Richards described her time at the action salad station by saying, “I would like to interact with [the students] too sometimes, but it’s just so busy.” She shared that, on days when it is less busy, she enjoys talking to students and hearing what is going on in their lives. Richards stated that while some students may not want to have conversations in the dining hall, some of them might, especially when they are missing home just a little extra.

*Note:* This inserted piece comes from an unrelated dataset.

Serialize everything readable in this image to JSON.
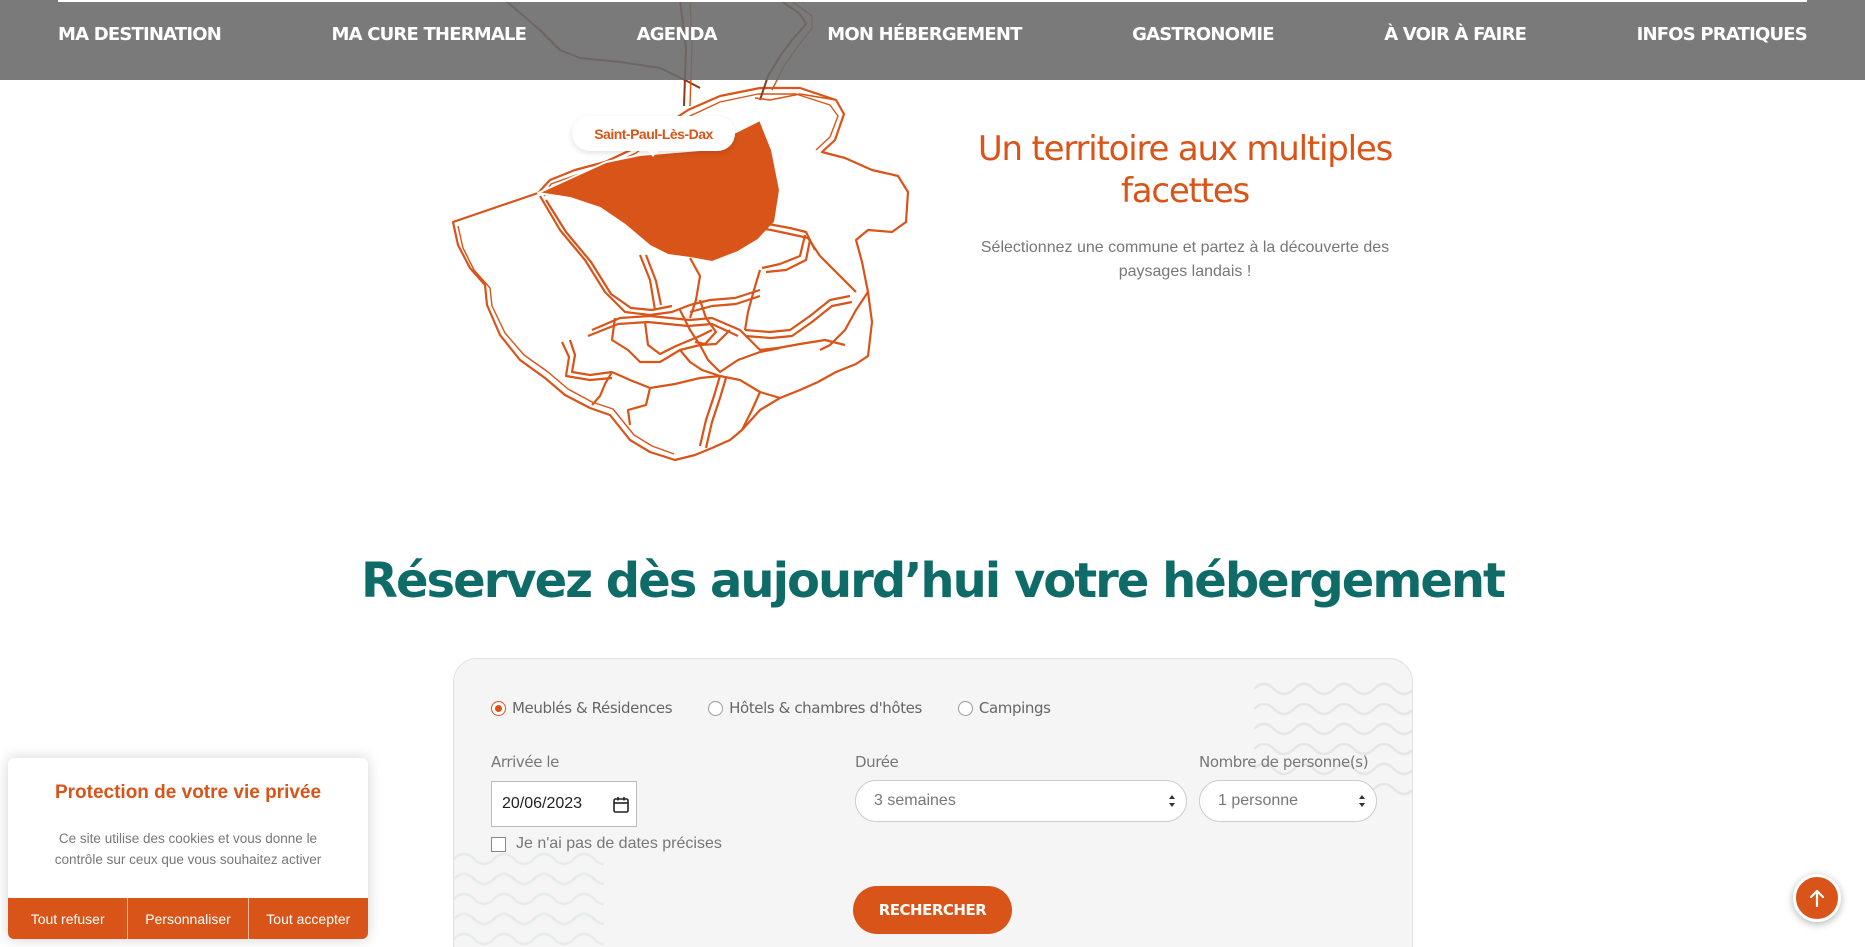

Specifically, Richards shared some of her favorite interactions with students. Last Wednesday, when student government was handing out carnations, Richards was touched as a student gave her flower to her and thanked her for all that she does. Additionally, while she was working at NDH over the summer, Richards helped an art student who had dietary restrictions. In gratitude, the student painted her a beautiful postcard of where she was from — which Richards still has — and told her, “Thanks for being my mom.”
The next time you are in the dining hall waiting in line, make sure to say hello to the “everything people” that not only serve you your salad, but also make Notre Dame a home away from home.
Jack Sirianni is a sophomore studying political science, journalism and public policy. He is a proud Michigander who appreciates jamming to Pete Seeger, scouring eBay for vintage Notre Dame paraphernalia and collecting stickers from everywhere he goes. On campus, Jack can often be seen by the Founder’s Monument or in the line for Southwest Salad. For your favorite tidbits of knowledge or any other musings, his inbox is always open at [email protected].
The views expressed in this column are those of the author and not necessarily those of The Observer.